As if the thought of a flying pterosaur with a 6.5 foot wingspan dominating Earth’s skies wasn’t terrifying enough, paleontologists have now found an even older pterosaur ancestor with some prominent claws. The latest find might not have its signature wings just yet, but boasts a beak and sharp claws. The roughly 230-million-year-old lagerpetid unearthed in Brazil is described in a study published on August 16 in the journal Nature.
Pterosaurs and dinosaurs both evolved about 235 million years ago in the Middle to early Late Triassic (about 235 million years ago). Dinosaurs went on to dominate the land during the Jurassic Period (201.3 to 145 million years ago) and the winged pterosaurs took over the skies during the Cretaceous Period (145.5 to 66 million years ago).
While some new discoveries including finding Scleromochlus taylori in 2022 have filled in evolutionary gaps and helped paleontologists learn more about these winged critters, the fossil record from this time still remains relatively scarce. Lagerpetids like this newly discovered clawed specimen are the closest known non-flying group to pterosaurs.
In this new study, a team describes the well-preserved partial skeleton of a lagerpetid that they named Venetoraptor gassenae. The team estimates that V. gassenae would have been about 27.5 inches tall and about 39 inches long. The bone features indicate that this particular animal was an adult when it died. It also had feather-like fur on its body and a long tail.

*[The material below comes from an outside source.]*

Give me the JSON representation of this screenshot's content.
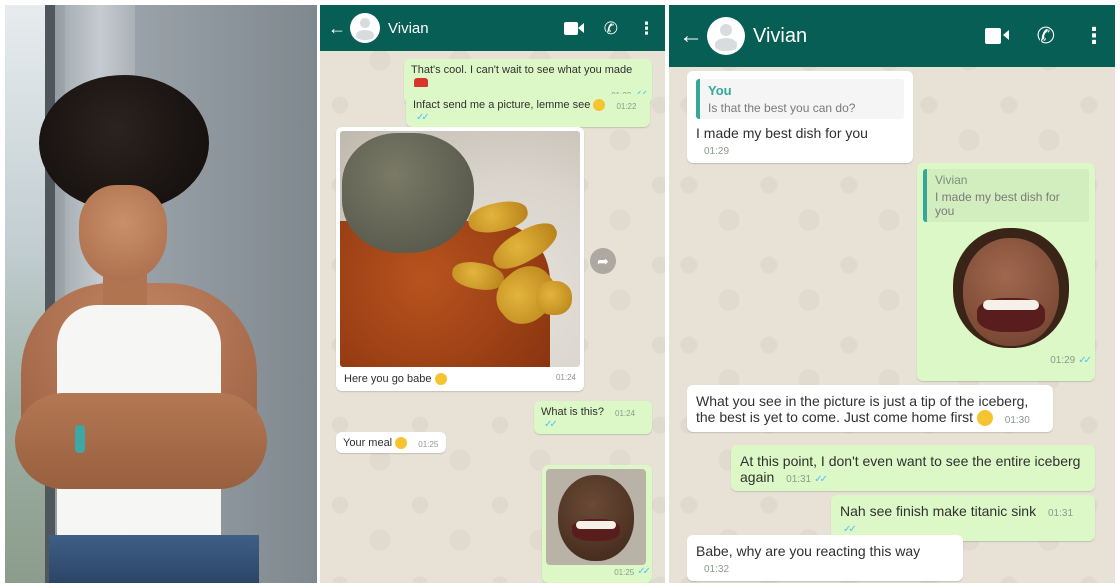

“Because cranial remains are so scarce for lagerpetids, this is the first reliable look into the face of these enigmatic reptiles,” study co-author and paleontologist Brazil’s Universidade Federal de Santa Maria Rodrigo Müller told Gizmodo. “The unusual skeleton of Venetoraptor gassenae reveals a completely new morphotype of pterosaur precursors.”
V. gassenae’s more notable features include a raptorial-like beak and large hands with claws that resemble a curved sword. The team believes that the Veneraprot was highly specialized to its ecological niche. Its claws may have helped it climb or handle its prey, and V. gassenae also has an elongated fourth digit on its fossilized right hand. According to Müller, this has not been seen in other lagerpetids, which hints that V. gassenae is especially closely related to pterosaurs.
[Related: Dinosaur Cove reveals a petite pterosaur species.]
“This elongated fourth digit supports the wings in pterosaurs, so V. gassenae may represent the transition of lagerpetids towards pterosaurs,” Müller told LiveScience.
It’s unclear what role that its long beak played. Beaks obviously can help animals eat, but they can also have many functions beyond feeding, including sexual displays, vocalization, and regulating body temperature.
By studying this fossil alongside the remains from 18 dinosaur and 10 pterosaur species from this time period, the team believes that lagerpetids were as morphologically diverse as Triassic pterosaurs and even more morphologically diverse than Triassic dinosaurs. It shows that this level of biodiversity was already starting to flourish in the precursors of both dinosaurs and pterosaurs and was not something that only emerged after both groups originated.